Start of Records provided

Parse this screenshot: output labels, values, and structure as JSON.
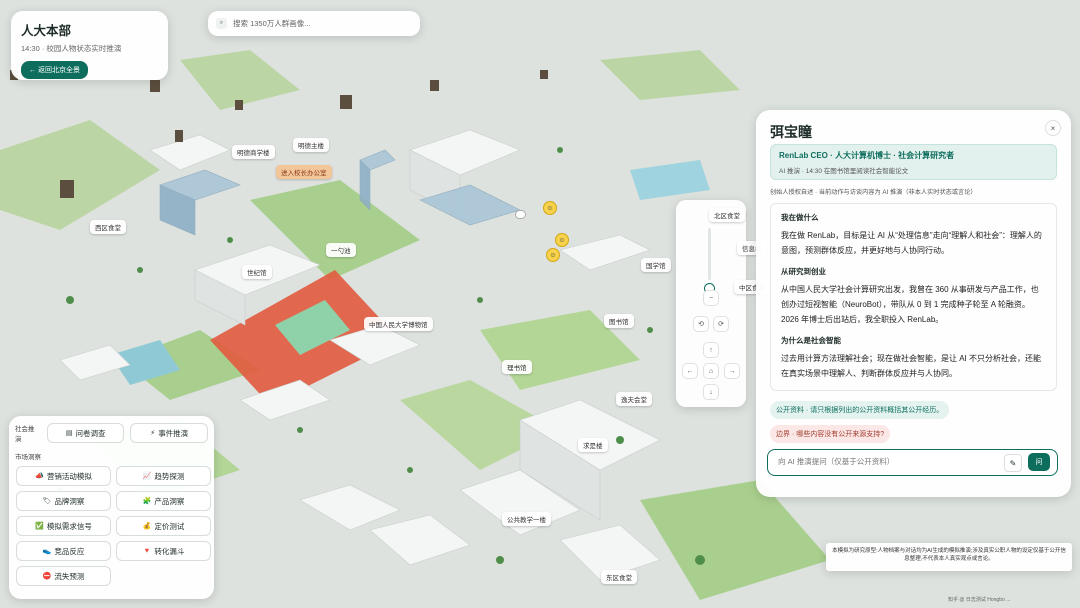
{
  "campus": {
    "title": "人大本部",
    "subtitle": "14:30 · 校园人物状态实时推演",
    "back_label": "← 返回北京全景"
  },
  "search": {
    "placeholder": "搜索 1350万人群画像..."
  },
  "map_labels": [
    {
      "id": "library-east",
      "text": "明德商学楼"
    },
    {
      "id": "mingde",
      "text": "明德主楼"
    },
    {
      "id": "office",
      "text": "进入校长办公室"
    },
    {
      "id": "west-canteen",
      "text": "西区食堂"
    },
    {
      "id": "yiyi",
      "text": "一勺池"
    },
    {
      "id": "shiji",
      "text": "世纪馆"
    },
    {
      "id": "museum",
      "text": "中国人民大学博物馆"
    },
    {
      "id": "guoxue",
      "text": "国学馆"
    },
    {
      "id": "beiqu",
      "text": "北区食堂"
    },
    {
      "id": "xinxi",
      "text": "信息楼"
    },
    {
      "id": "tushu",
      "text": "图书馆"
    },
    {
      "id": "zhongqu",
      "text": "中区食堂"
    },
    {
      "id": "lixin",
      "text": "理书馆"
    },
    {
      "id": "yifu",
      "text": "逸夫会堂"
    },
    {
      "id": "qiushi",
      "text": "求是楼"
    },
    {
      "id": "gonggong",
      "text": "公共教学一楼"
    },
    {
      "id": "dongqu",
      "text": "东区食堂"
    }
  ],
  "tools": {
    "social_label": "社会推演",
    "survey": "问卷调查",
    "event": "事件推演",
    "market_label": "市场洞察",
    "items": [
      {
        "icon": "📣",
        "label": "营销活动模拟"
      },
      {
        "icon": "📈",
        "label": "趋势探测"
      },
      {
        "icon": "🏷",
        "label": "品牌洞察"
      },
      {
        "icon": "🧩",
        "label": "产品洞察"
      },
      {
        "icon": "✅",
        "label": "模拟需求信号"
      },
      {
        "icon": "💰",
        "label": "定价测试"
      },
      {
        "icon": "👟",
        "label": "竞品反应"
      },
      {
        "icon": "🔻",
        "label": "转化漏斗"
      },
      {
        "icon": "⛔",
        "label": "流失预测"
      }
    ]
  },
  "zoom": {
    "minus": "−",
    "rot_left": "⟲",
    "rot_right": "⟳",
    "up": "↑",
    "left": "←",
    "home": "⌂",
    "right": "→",
    "down": "↓",
    "level": 0.28
  },
  "person": {
    "name": "弭宝瞳",
    "close": "×",
    "tag": "RenLab CEO · 人大计算机博士 · 社会计算研究者",
    "tag_sub": "AI 推演 · 14:30 在图书馆里阅读社会智能论文",
    "note": "创始人授权自述 · 当前动作与访谈内容为 AI 推演（非本人实时状态或言论）",
    "sections": [
      {
        "h": "我在做什么",
        "p": "我在做 RenLab，目标是让 AI 从“处理信息”走向“理解人和社会”：理解人的意图，预测群体反应，并更好地与人协同行动。"
      },
      {
        "h": "从研究到创业",
        "p": "从中国人民大学社会计算研究出发，我曾在 360 从事研发与产品工作，也创办过短视智能（NeuroBot），带队从 0 到 1 完成种子轮至 A 轮融资。2026 年博士后出站后，我全职投入 RenLab。"
      },
      {
        "h": "为什么是社会智能",
        "p": "过去用计算方法理解社会；现在做社会智能，是让 AI 不只分析社会，还能在真实场景中理解人、判断群体反应并与人协同。"
      }
    ],
    "chip1": "公开资料 · 请只根据列出的公开资料概括其公开经历。",
    "chip2": "边界 · 哪些内容没有公开来源支持?",
    "ask_placeholder": "向 AI 推演提问（仅基于公开资料）",
    "ask_button": "问",
    "pen": "✎"
  },
  "disclaimer": "本模拟为研究原型:人物档案与对话均为AI生成的模拟推演;涉及真实公职人物的设定仅基于公开信息整理,不代表本人真实观点或言论。",
  "credit": "知乎 @ 日志测试 Hongbo ...",
  "colors": {
    "accent": "#0e6e5e",
    "track": "#e25a3f"
  }
}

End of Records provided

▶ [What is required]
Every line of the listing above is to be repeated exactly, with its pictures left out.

▶ [Completed task]
Parse this screenshot: output labels, values, and structure as JSON.
{
  "campus": {
    "title": "人大本部",
    "subtitle": "14:30 · 校园人物状态实时推演",
    "back_label": "← 返回北京全景"
  },
  "search": {
    "placeholder": "搜索 1350万人群画像..."
  },
  "map_labels": [
    {
      "id": "library-east",
      "text": "明德商学楼"
    },
    {
      "id": "mingde",
      "text": "明德主楼"
    },
    {
      "id": "office",
      "text": "进入校长办公室"
    },
    {
      "id": "west-canteen",
      "text": "西区食堂"
    },
    {
      "id": "yiyi",
      "text": "一勺池"
    },
    {
      "id": "shiji",
      "text": "世纪馆"
    },
    {
      "id": "museum",
      "text": "中国人民大学博物馆"
    },
    {
      "id": "guoxue",
      "text": "国学馆"
    },
    {
      "id": "beiqu",
      "text": "北区食堂"
    },
    {
      "id": "xinxi",
      "text": "信息楼"
    },
    {
      "id": "tushu",
      "text": "图书馆"
    },
    {
      "id": "zhongqu",
      "text": "中区食堂"
    },
    {
      "id": "lixin",
      "text": "理书馆"
    },
    {
      "id": "yifu",
      "text": "逸夫会堂"
    },
    {
      "id": "qiushi",
      "text": "求是楼"
    },
    {
      "id": "gonggong",
      "text": "公共教学一楼"
    },
    {
      "id": "dongqu",
      "text": "东区食堂"
    }
  ],
  "tools": {
    "social_label": "社会推演",
    "survey": "问卷调查",
    "event": "事件推演",
    "market_label": "市场洞察",
    "items": [
      {
        "icon": "📣",
        "label": "营销活动模拟"
      },
      {
        "icon": "📈",
        "label": "趋势探测"
      },
      {
        "icon": "🏷",
        "label": "品牌洞察"
      },
      {
        "icon": "🧩",
        "label": "产品洞察"
      },
      {
        "icon": "✅",
        "label": "模拟需求信号"
      },
      {
        "icon": "💰",
        "label": "定价测试"
      },
      {
        "icon": "👟",
        "label": "竞品反应"
      },
      {
        "icon": "🔻",
        "label": "转化漏斗"
      },
      {
        "icon": "⛔",
        "label": "流失预测"
      }
    ]
  },
  "zoom": {
    "minus": "−",
    "rot_left": "⟲",
    "rot_right": "⟳",
    "up": "↑",
    "left": "←",
    "home": "⌂",
    "right": "→",
    "down": "↓",
    "level": 0.28
  },
  "person": {
    "name": "弭宝瞳",
    "close": "×",
    "tag": "RenLab CEO · 人大计算机博士 · 社会计算研究者",
    "tag_sub": "AI 推演 · 14:30 在图书馆里阅读社会智能论文",
    "note": "创始人授权自述 · 当前动作与访谈内容为 AI 推演（非本人实时状态或言论）",
    "sections": [
      {
        "h": "我在做什么",
        "p": "我在做 RenLab，目标是让 AI 从“处理信息”走向“理解人和社会”：理解人的意图，预测群体反应，并更好地与人协同行动。"
      },
      {
        "h": "从研究到创业",
        "p": "从中国人民大学社会计算研究出发，我曾在 360 从事研发与产品工作，也创办过短视智能（NeuroBot），带队从 0 到 1 完成种子轮至 A 轮融资。2026 年博士后出站后，我全职投入 RenLab。"
      },
      {
        "h": "为什么是社会智能",
        "p": "过去用计算方法理解社会；现在做社会智能，是让 AI 不只分析社会，还能在真实场景中理解人、判断群体反应并与人协同。"
      }
    ],
    "chip1": "公开资料 · 请只根据列出的公开资料概括其公开经历。",
    "chip2": "边界 · 哪些内容没有公开来源支持?",
    "ask_placeholder": "向 AI 推演提问（仅基于公开资料）",
    "ask_button": "问",
    "pen": "✎"
  },
  "disclaimer": "本模拟为研究原型:人物档案与对话均为AI生成的模拟推演;涉及真实公职人物的设定仅基于公开信息整理,不代表本人真实观点或言论。",
  "credit": "知乎 @ 日志测试 Hongbo ...",
  "colors": {
    "accent": "#0e6e5e",
    "track": "#e25a3f"
  }
}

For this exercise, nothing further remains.